broaderviewA Broader View Volunteers: Based in Pennsylvania, A Broader View allows volunteers to choose from about 130 different programs in 13 different countries throughout Latin America, Africa and Asia. Volunteer work consists of orphanage work, day care, community development and teaching. They work with about 150-200 volunteers a year, with 150 referrals from VolunteerMatch to date.

adoptionadvocatesAdoption Advocates International: A newcomer to VolunteerMatch, this international adoption agency finds adoptive families for children living in Ethiopia, China, Thailand, Ghana, and Washington State. For a small organization such as AAI, using VolunteerMatch gives them the chance to connect with many more excellent volunteers.

greenheartGreenheart Travel: A division of the Center for Cultural Interchange, Greenheart Travel provides opportunities for volunteers to make a difference in areas of environmentalism, fair trade, social transformation, and cross cultural understanding. They have programs in 35 countries, and also offer internships, teaching opportunities, and group programs.
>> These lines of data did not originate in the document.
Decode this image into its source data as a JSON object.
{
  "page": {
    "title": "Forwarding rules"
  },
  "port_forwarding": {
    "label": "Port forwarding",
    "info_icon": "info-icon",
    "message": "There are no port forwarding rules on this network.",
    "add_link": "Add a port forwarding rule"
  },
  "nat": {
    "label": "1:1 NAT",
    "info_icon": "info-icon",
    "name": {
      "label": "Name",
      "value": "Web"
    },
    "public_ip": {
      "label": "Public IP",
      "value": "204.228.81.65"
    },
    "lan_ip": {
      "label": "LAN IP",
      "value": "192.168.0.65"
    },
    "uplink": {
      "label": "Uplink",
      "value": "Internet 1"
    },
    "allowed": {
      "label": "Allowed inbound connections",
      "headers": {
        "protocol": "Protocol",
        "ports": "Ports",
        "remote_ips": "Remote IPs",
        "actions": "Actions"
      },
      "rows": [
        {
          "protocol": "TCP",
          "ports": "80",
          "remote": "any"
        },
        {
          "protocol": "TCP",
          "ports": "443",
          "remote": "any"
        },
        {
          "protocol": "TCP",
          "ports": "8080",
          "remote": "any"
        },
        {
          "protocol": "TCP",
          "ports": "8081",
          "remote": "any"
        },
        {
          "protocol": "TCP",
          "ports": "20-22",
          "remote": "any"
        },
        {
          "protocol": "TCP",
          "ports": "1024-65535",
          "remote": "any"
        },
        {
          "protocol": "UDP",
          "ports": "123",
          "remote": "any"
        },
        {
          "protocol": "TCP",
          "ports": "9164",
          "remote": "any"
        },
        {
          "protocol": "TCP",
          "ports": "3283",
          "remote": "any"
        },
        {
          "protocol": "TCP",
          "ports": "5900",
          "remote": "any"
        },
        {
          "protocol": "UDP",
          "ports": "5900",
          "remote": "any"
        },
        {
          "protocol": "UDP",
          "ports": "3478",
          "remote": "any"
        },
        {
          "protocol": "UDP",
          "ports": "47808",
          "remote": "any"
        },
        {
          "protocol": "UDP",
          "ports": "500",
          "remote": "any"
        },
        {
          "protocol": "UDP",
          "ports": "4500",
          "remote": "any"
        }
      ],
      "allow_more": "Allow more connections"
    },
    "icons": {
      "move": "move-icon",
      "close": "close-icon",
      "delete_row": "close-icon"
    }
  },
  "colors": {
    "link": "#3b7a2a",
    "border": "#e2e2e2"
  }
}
wavesWaves for Development International: Based in New York with additional programs in Peru and Switzerland, Waves for Development International provides Educational Surf and Surf Voluntourism programs in coastal communities. While developing and empowering young adults, they also engage travelers and transform their world view.

For information on how your travel-related nonprofit can use VolunteerMatch more effectively, visit our Resources page.

By the way: We also have tools for for-profit travel businesses. If you are promoting volunteering for the travelers you serve, you can embed our SearchLite widget on your site to make it easy for your socially responsible tourists to find a cause they can write home about. Here’s an example.